June 1, 2013 Stack Solutions will go from my side project to my full-time endeavor. Initially there will be a total of three employees with plans to add a project manager within the first month. 

I'm excited, nervous and optimistic. Thanks to all of Stack's clients, the future of the company looks promising but I couldn't have done any of it without (Stack's newest client) NRCA.

20. April 2013 07:05
by Paul Apostolos
0 Comments

Use a Custom DisplayModeProvider to Serve Crawler Friendly Content Pages

20. April 2013 07:05 by Paul Apostolos | 0 Comments

I have been working on a large website redesign. The site relies heavily on client-side rendering of html elements and leverages ajax to limit server postbacks.  For example, to display a list or grid of items, I am using the Kendo UI Web controls ListView or Grid. These controls don't render search-engine friendly content however. Thankfully, with just a few lines of code, I can create custom views for search engines that render the content in a more indexable way. But, that means I give up the benefits of these controls; namely the client side rendering, sorting and paging.

DisplayModeProviders to the rescue

In ASP.NET MVC 4 there is a new DisplayModeProvider class that allows application developers to tap into the pipeline of MVC view selection. It changes the selection process of the view and can be configured to automatically serve different views to mobile browsers by just changing the filename of a Razor view from (for example) Index.cshtml to Index.Mobile.cshtml. And, because the view is (or at least should be) responsible for rendering the output to the client, changing the view shouldn't require any changes to the underlying business logic. Or, more simply, to support alternative layouts of the same page, a developer could simply add a new view for that new layout without affecting the application logic.

Out of the box, MVC 4 supports "Mobile" as a display mode, but additional DisplayModes can easily be added to applications in the global.asax file.
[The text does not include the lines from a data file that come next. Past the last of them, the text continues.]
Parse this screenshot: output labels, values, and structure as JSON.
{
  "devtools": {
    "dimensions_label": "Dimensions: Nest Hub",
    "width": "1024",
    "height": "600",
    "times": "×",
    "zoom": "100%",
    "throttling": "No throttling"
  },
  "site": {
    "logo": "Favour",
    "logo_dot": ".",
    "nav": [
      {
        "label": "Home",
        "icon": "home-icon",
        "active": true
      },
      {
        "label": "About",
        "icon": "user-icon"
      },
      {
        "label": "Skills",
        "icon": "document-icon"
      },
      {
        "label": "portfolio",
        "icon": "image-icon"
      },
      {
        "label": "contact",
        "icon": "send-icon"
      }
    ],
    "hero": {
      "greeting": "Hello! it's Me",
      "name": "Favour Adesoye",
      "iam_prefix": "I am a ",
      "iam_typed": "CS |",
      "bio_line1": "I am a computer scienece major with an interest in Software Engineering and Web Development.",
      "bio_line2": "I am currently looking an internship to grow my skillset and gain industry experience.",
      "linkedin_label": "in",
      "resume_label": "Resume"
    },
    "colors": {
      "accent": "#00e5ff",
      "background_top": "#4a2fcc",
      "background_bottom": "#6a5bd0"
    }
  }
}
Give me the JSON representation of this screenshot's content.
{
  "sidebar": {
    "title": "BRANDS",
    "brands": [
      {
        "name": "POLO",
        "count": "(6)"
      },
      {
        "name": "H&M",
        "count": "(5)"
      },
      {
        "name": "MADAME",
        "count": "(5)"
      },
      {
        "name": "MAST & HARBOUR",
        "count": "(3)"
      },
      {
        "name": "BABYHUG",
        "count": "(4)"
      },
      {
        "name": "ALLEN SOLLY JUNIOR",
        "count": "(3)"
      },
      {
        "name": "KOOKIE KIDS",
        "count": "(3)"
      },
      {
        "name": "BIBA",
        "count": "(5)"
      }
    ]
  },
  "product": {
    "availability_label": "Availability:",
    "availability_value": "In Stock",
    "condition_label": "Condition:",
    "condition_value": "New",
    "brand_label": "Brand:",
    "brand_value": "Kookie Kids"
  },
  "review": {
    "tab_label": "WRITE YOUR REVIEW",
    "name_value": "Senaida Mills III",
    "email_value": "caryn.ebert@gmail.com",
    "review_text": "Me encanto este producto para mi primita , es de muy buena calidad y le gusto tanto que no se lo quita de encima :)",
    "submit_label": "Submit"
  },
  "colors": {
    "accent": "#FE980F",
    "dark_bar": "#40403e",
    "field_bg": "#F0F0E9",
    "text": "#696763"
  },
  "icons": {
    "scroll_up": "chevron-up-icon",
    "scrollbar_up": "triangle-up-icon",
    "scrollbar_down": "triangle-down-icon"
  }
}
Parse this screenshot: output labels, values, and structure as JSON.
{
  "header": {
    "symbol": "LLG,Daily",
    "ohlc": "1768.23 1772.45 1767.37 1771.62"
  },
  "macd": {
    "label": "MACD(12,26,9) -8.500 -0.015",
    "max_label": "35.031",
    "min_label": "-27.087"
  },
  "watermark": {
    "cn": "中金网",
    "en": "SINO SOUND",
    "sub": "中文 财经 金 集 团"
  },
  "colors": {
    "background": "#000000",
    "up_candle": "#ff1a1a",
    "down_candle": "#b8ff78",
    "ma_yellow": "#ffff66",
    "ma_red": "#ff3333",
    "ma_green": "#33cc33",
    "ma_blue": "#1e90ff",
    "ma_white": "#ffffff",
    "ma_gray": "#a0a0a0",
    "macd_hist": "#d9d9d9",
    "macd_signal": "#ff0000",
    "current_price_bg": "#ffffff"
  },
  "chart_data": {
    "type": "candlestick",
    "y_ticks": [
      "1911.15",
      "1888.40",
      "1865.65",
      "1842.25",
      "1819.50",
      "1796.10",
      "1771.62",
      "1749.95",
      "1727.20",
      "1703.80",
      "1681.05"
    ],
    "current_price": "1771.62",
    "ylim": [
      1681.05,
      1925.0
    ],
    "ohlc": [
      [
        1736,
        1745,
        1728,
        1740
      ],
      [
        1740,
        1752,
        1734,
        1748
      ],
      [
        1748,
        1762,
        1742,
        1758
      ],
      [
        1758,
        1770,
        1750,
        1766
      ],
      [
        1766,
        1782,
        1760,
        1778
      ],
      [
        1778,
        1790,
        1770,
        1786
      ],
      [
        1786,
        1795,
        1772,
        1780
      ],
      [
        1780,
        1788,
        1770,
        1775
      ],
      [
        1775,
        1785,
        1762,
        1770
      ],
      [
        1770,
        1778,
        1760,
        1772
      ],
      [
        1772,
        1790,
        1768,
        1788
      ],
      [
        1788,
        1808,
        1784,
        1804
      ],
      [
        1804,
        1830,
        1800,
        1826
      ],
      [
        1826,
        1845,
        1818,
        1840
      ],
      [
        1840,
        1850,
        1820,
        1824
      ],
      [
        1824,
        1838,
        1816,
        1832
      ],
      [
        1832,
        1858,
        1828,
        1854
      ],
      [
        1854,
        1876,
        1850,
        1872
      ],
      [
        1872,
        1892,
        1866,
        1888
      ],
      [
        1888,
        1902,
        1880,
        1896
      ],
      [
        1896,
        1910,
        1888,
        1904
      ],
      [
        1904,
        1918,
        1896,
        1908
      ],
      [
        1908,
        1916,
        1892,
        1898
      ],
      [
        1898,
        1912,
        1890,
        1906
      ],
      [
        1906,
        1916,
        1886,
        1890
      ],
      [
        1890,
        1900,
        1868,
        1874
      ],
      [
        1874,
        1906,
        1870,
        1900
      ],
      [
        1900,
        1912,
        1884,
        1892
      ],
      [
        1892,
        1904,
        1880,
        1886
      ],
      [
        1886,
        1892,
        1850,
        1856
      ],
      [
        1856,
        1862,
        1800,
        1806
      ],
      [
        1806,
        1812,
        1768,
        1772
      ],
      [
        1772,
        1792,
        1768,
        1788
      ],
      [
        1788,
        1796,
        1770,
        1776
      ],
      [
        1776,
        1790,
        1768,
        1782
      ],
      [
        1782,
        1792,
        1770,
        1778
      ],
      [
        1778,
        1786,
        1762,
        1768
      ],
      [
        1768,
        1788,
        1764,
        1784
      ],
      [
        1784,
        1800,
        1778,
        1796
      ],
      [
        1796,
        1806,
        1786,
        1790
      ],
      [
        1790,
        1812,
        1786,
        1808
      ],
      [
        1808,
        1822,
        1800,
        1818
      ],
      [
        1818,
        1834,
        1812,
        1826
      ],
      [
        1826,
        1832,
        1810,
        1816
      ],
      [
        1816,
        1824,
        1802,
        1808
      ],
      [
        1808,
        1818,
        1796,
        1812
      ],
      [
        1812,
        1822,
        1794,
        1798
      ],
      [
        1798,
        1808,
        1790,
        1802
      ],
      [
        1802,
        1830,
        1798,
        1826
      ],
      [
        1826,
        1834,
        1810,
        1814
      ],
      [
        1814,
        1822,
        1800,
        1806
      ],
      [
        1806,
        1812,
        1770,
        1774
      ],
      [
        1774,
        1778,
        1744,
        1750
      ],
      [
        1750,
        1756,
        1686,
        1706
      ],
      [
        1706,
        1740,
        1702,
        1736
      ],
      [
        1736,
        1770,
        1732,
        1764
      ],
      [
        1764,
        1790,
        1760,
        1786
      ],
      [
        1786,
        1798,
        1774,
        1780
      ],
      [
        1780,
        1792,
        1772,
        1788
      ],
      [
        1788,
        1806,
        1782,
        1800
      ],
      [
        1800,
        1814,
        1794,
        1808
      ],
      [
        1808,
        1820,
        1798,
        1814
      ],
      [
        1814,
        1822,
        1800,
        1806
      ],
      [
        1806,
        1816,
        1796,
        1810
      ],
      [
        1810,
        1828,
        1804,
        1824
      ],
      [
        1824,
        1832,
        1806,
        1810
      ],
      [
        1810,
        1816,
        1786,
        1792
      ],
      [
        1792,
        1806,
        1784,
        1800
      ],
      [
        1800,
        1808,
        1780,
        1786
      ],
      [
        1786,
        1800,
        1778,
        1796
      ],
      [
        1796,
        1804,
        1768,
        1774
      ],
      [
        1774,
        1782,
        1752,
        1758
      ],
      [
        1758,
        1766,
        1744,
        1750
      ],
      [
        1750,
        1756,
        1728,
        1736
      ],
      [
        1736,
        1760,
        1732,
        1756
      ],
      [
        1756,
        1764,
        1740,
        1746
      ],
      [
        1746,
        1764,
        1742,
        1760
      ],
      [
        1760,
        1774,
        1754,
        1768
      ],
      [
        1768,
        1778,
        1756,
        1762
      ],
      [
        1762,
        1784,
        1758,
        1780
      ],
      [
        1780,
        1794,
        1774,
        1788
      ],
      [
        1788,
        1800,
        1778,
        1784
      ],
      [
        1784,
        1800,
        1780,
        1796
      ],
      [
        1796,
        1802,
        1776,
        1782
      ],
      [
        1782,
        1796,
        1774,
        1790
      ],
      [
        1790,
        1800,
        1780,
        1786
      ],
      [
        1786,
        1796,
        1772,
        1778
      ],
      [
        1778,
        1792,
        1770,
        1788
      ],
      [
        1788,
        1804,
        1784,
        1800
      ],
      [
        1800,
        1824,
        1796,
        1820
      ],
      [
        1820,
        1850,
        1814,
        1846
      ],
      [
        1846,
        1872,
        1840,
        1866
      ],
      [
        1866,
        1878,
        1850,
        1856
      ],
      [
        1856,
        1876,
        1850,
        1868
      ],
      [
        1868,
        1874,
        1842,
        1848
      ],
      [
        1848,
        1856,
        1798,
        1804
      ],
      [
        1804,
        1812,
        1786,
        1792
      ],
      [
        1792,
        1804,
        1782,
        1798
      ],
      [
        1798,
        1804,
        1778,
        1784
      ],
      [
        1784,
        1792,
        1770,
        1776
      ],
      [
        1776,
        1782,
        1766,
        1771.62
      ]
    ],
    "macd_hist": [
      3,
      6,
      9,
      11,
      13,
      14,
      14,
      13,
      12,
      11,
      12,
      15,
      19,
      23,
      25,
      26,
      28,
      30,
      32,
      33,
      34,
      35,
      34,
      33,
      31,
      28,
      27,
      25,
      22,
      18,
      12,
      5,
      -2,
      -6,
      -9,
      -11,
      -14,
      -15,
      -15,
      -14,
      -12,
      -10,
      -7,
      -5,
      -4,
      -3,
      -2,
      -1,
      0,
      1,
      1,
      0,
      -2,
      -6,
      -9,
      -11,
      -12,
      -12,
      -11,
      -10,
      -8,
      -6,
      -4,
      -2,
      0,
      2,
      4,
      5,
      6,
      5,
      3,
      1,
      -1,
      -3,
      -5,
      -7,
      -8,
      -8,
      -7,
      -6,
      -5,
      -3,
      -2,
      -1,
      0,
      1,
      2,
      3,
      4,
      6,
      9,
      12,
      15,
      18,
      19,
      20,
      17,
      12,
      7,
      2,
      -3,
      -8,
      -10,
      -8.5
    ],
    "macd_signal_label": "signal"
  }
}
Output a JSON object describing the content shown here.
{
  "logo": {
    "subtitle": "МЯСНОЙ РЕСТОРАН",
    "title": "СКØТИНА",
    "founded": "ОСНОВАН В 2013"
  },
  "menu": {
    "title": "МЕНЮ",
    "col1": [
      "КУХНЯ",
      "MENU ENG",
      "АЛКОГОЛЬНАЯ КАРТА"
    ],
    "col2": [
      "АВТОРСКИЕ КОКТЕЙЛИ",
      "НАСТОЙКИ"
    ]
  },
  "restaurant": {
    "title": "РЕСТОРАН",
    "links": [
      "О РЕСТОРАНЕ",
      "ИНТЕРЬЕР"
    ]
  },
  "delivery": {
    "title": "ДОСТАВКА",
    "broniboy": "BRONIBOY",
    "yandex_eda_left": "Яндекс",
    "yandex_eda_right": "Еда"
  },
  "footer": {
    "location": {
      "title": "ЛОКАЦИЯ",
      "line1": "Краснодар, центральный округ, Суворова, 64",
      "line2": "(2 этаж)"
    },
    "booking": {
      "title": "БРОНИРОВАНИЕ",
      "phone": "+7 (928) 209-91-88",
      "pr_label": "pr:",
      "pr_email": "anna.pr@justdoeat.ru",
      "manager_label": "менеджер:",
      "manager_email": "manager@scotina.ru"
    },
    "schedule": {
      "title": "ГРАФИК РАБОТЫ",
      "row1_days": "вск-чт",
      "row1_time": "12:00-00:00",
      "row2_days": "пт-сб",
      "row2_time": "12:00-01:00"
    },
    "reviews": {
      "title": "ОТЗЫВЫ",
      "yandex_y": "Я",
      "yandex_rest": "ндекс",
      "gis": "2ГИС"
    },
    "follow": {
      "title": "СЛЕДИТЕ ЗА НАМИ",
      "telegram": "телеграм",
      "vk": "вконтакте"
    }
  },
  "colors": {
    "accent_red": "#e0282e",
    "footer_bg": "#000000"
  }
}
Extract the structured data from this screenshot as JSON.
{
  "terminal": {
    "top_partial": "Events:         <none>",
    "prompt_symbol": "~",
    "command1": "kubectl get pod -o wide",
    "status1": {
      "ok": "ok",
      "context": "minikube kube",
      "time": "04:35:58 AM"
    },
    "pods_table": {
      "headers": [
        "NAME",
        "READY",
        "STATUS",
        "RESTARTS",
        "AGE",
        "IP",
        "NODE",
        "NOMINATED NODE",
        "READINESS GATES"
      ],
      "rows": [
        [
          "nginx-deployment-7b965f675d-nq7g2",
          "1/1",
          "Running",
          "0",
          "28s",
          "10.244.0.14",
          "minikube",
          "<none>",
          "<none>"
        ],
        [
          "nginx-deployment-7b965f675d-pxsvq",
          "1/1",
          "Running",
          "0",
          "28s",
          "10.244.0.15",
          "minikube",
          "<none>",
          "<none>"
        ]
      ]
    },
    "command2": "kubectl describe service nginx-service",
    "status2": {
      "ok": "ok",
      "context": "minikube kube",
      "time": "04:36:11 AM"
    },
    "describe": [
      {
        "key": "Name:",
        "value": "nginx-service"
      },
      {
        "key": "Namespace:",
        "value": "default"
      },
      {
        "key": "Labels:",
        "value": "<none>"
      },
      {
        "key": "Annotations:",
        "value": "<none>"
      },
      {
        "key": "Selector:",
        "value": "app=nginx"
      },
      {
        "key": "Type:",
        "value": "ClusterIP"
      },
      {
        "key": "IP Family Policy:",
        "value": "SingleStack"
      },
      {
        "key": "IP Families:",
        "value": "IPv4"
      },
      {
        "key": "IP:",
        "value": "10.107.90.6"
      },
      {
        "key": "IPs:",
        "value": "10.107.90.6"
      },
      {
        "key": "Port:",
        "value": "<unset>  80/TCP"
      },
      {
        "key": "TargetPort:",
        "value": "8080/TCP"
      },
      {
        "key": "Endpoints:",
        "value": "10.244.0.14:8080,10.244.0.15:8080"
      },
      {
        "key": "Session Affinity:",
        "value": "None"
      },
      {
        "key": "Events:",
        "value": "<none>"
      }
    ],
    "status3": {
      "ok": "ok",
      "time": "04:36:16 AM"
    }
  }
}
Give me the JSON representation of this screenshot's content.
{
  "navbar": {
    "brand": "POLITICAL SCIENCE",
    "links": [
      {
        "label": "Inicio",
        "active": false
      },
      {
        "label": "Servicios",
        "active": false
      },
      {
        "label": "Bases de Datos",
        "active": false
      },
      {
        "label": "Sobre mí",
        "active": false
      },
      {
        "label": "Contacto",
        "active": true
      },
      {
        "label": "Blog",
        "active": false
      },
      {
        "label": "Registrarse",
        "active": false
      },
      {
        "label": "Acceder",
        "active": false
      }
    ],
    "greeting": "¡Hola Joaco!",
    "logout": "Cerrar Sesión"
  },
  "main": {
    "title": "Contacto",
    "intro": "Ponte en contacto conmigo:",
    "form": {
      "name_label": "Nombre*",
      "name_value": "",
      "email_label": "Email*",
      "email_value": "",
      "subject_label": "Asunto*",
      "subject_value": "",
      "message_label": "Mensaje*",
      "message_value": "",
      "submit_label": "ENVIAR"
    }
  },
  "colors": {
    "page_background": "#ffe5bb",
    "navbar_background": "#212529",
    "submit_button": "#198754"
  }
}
So I decided to add a simple DisplayMode to detect if the current request was from a search engine indexer and serve a custom view with all the ajax and client-side rendering removed.

To add my new DisplayMode, I added the following code to the Application_Start method of the global.asax file:

DisplayModeProvider.Instance.Modes.Insert(0, new DefaultDisplayMode("Crawler")
{
       ContextCondition = (context => Utils.IsCrawler(context.Request))
});

And in my Utils class I have a static method to detect whether the request is a search engine indexer.

public static bool IsCrawler(HttpRequestBase request)
{
    bool isCrawler = request.Browser.Crawler;
            
    if (!isCrawler)
    {
        Regex regEx = new Regex(ConfigurationManager.AppSettings["CrawlerMatches"]);
        isCrawler = regEx.Match(request.UserAgent).Success;
    }
    return isCrawler;
}

This method is all over the Internet; the only interesting part of it is the Regex pattern is stored in the web.config so it can be easily modified.

So, what happens?

When a request comes into the site, the request is evaluated by the DisplayModeProvider and if it satisfies the condition of being a search engine indexer (evaluated by the method Utils.IsCrawler) then the view selection will first look for a view with the same name as the normally returned view but with a ".Crawler.cshtml" extension instead of just ".cshtml".

And for the requests that would normally include client-side rendering, I just add an additional version of the view with the ".Crawler.cshtml" extension and that page will get served automatically to search engine indexers.

Wrapping up 

Developing site that relies heavily on client-side content rendering can be detrimental to search engine visibility. In the past I would have just created all the rendering on the server and sacrificed the interaction speed of having script render the contents client side. With DisplayModeProviders, I'm able to supplement the client-side rendering view with a view that presents a more indexable interface.

It should be noted here, that I am not trying to trick the search engine spider at all. The page the spider will see is exactly the same as a person would see. I am merely changing the interaction of the navigation to be server side instead of client side.

Give it a try and let me know what you find.

Good luck to you!